What to bring and what to wear at a fashion interview
Many fashion industry hopefuls set their sights on where they will work and what they will do in an exciting professional landscape, but in doing so, lose sight of some of challenges which lie closer to home - like the all important interview. Interviews for jobs within the fashion industry can be a minefield: what to wear? What to bring? What to say? Let our guide to the process help you navigate a couple of classic interview pitfalls...
What to wear
Like any job, interviewees for positions in the fashion industry worry about what to wear! Business-casual may be the norm for jobs in retail or the financial sectors, but in fashion, you want to be able to demonstrate to your potential employers that you understand the world in which you are applying to work.
Flamboyant styles, like neon leopard print leggings and see-through tops, are not necessarily the best choice for fashion industry interviews - especially in entry-level positions: employers will be looking for candidates who can demonstrate their creativity without compromising their professionalism. Instead of loud, extravagant style gestures, you should be ready to express yourself by other means - blazers and trousers can be an ideal canvas for self expression and you should think about colour and texture over actual item-types of clothing. Fashion interview style tips include:
- Comfort: wear clothes that feel good. Interviews are intense, pressurised situations - if you aren't comfortable in the clothes you are wearing, your performance may suffer.
- Focus point: instead of trying to wow interviewers with every item of clothing, choose one clever focus point which will make an impact and complement the rest of your outfit.

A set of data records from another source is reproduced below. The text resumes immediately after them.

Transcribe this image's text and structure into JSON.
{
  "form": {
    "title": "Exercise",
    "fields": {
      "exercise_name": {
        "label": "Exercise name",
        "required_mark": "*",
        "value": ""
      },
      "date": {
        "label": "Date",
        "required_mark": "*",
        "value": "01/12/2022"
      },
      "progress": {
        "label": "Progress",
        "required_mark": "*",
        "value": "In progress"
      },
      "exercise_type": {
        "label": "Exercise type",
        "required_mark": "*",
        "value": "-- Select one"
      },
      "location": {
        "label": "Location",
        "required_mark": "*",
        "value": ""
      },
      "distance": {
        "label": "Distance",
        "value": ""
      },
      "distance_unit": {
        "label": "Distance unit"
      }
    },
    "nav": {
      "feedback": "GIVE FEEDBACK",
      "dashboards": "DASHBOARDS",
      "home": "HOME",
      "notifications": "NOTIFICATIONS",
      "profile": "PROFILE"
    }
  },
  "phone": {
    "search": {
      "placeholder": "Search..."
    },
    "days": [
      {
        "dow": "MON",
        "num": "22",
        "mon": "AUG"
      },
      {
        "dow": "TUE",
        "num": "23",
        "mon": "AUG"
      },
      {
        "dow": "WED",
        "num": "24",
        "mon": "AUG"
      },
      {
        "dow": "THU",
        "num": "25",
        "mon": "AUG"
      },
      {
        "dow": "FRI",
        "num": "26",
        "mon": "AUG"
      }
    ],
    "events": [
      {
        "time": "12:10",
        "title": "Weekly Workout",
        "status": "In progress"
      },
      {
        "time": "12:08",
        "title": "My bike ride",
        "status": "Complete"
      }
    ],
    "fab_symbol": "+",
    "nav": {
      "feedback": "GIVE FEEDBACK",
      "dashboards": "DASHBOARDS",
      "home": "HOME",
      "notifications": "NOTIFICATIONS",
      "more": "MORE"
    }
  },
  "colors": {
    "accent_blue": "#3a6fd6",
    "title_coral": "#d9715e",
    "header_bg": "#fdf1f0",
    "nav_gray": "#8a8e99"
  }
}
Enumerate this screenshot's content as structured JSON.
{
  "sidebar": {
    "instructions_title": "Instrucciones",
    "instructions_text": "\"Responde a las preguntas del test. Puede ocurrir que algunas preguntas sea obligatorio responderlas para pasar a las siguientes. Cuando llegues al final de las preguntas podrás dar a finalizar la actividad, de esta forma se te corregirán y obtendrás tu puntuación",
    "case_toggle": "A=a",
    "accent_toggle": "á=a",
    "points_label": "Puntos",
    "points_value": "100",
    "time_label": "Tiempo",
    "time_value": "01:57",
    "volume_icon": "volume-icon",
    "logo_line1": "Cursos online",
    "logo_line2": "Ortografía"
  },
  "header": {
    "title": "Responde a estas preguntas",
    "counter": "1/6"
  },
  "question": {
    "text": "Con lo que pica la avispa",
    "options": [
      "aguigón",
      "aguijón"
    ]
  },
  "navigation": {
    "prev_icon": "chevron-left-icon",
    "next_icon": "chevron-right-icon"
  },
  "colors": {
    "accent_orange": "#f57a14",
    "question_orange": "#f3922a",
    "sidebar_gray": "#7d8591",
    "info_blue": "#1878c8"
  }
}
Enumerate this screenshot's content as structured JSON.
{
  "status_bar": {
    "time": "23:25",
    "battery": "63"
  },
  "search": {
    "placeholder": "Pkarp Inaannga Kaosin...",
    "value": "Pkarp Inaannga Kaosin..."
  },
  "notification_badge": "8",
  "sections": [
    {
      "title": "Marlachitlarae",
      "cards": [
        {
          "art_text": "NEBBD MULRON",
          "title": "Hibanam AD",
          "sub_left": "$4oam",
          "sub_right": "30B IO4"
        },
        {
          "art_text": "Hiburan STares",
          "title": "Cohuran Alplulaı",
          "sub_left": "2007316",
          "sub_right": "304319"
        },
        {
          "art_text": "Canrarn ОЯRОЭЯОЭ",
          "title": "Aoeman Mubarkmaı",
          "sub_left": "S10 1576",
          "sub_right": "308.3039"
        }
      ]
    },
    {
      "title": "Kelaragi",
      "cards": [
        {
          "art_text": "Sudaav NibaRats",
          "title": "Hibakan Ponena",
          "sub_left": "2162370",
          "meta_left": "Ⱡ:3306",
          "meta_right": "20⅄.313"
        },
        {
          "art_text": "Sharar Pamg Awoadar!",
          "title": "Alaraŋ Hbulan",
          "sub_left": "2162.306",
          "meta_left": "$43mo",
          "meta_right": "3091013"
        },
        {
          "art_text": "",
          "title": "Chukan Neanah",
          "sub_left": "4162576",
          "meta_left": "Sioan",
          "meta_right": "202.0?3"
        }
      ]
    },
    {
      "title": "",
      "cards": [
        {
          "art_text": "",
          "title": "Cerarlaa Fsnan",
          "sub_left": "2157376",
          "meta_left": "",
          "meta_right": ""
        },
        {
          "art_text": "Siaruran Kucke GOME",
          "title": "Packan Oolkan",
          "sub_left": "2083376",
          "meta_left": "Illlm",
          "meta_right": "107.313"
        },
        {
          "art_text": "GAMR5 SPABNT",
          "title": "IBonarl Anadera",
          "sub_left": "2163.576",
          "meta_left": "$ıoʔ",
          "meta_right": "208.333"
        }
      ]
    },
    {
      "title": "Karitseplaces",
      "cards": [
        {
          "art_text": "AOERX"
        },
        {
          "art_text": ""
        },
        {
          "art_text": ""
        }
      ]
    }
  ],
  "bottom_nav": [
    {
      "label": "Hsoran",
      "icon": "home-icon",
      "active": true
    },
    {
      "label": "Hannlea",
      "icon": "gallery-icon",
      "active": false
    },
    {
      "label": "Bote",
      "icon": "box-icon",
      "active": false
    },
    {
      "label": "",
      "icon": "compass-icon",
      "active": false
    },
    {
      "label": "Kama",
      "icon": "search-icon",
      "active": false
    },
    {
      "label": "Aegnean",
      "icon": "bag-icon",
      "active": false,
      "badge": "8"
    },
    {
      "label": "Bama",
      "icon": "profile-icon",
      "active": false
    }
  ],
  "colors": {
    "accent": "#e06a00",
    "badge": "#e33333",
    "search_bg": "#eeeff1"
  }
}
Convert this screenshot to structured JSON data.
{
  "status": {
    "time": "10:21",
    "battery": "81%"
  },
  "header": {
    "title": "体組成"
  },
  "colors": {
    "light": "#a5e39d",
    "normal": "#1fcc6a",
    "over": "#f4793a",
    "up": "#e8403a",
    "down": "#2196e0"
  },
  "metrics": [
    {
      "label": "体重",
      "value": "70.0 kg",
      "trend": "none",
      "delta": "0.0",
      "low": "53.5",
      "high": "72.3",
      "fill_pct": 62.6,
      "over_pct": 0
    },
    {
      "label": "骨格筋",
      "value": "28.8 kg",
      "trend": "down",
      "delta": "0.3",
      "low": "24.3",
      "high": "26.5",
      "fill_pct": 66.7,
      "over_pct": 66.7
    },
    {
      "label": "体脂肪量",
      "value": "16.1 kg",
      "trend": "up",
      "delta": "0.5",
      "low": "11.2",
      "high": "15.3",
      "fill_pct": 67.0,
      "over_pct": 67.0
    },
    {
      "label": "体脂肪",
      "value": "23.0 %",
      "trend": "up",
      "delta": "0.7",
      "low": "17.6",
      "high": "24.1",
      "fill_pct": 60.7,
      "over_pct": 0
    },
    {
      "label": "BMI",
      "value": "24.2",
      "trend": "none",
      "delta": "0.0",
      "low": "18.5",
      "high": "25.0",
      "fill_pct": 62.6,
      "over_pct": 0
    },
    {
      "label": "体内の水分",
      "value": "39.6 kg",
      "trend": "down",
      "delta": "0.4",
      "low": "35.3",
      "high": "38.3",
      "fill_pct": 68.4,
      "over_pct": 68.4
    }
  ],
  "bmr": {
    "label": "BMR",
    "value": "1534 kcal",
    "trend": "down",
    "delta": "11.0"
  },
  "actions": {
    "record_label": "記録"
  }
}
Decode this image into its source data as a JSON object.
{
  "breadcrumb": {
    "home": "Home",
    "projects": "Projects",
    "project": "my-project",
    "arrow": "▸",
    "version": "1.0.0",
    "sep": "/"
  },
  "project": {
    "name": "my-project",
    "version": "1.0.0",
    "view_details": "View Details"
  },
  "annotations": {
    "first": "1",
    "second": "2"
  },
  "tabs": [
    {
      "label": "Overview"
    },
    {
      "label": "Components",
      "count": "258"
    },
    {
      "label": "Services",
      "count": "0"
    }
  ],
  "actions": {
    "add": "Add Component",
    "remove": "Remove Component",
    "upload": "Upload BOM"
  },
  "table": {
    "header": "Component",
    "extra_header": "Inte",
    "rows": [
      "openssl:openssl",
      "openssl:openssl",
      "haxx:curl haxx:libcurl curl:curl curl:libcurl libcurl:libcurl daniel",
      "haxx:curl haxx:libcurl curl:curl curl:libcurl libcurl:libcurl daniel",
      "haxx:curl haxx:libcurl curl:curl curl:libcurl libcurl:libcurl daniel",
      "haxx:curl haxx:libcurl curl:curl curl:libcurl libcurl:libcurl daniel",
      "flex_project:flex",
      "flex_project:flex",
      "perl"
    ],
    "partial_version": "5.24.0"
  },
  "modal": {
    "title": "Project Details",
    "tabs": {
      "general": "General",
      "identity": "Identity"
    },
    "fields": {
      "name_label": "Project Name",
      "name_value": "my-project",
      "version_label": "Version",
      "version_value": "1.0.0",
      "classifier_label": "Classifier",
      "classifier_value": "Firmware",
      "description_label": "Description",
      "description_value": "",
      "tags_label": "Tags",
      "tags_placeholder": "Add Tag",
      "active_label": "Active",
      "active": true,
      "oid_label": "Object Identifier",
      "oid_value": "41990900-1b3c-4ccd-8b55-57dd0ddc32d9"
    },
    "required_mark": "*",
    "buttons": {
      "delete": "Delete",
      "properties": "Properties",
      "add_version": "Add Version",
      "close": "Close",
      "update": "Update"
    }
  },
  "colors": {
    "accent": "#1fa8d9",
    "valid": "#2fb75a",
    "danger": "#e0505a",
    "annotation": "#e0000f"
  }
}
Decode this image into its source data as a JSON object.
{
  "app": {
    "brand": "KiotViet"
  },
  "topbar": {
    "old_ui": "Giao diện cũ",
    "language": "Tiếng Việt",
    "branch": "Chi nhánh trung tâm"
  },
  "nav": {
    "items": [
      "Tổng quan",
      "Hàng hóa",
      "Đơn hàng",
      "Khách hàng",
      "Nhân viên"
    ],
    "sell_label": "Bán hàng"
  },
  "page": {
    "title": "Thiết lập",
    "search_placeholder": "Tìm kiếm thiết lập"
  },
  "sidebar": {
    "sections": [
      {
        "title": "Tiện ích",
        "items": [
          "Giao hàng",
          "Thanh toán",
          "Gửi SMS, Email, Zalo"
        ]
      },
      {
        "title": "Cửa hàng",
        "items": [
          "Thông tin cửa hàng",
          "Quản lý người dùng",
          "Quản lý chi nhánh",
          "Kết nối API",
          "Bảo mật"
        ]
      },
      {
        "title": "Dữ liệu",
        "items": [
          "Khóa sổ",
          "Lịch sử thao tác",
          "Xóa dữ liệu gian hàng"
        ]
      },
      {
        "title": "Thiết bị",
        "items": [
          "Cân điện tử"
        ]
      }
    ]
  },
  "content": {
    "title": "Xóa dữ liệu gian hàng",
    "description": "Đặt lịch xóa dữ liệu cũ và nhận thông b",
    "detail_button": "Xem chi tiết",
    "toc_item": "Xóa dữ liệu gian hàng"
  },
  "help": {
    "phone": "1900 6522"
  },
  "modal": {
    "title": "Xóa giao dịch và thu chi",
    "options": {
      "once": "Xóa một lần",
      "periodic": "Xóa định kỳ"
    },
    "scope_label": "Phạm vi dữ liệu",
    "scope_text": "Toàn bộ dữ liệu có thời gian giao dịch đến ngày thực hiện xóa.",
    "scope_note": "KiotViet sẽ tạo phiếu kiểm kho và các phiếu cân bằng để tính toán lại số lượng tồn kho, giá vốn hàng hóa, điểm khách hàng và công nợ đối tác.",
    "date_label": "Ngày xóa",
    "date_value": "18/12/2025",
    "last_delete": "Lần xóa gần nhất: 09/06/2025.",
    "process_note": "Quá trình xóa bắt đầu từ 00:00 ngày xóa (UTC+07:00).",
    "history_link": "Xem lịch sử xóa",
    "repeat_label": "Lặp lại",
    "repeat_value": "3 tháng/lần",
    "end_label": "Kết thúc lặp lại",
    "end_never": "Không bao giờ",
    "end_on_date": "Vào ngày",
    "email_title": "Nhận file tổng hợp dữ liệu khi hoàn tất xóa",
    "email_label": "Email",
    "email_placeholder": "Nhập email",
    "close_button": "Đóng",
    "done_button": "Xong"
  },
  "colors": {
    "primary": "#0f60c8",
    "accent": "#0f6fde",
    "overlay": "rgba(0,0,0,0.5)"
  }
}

- Details: build in small, smart details to accent your outfit. Zips, stitching, prints, patterns - small details can be memorable and impress fashion professionals who will be looking for individuality.
What to bring
Fashion industry interviews for creative positions will, more often than not, require interviewees to demonstrate their abilities. Hopeful designers will be expected to have developed a portfolio of work, or may be asked to bring an item of clothing they designed. In either case, keep these portfolio tips in mind:
- Range: interviewers won't have time to go through every last piece of your work - so select a range which best represents you and could provide talking points.
- Skills: include work in your portfolio which demonstrates more than just your creative side - fashion craft, like sewing, knitting and needlework, can be a valuable asset to employers.
- Ambition: don't be afraid to use your portfolio to show employers your ambition. Use concept art and ideas to show your experimental side.
- Digital or physical: you won't necessarily have to bring a physical copy of your portfolio - find out whether you can send a digital version to your interviewers. Read our guide on submitting a digital portfolio here
Lots of employers include portfolio requirements on their website - make sure you know them ahead of time. If a position comes down to two candidates, a professional portfolio can make all the difference.
Don't get too hung up on what to wear or what to bring to your fashion interview - once you've decided on your look and your portfolio, stick with them and be confident. It's so easy to over-think an interview that you can lose sight of important factors, like making a positive impression with your interviewers and ensuring your talent, skills and personality shine through!
Check out our latest roles in fashion here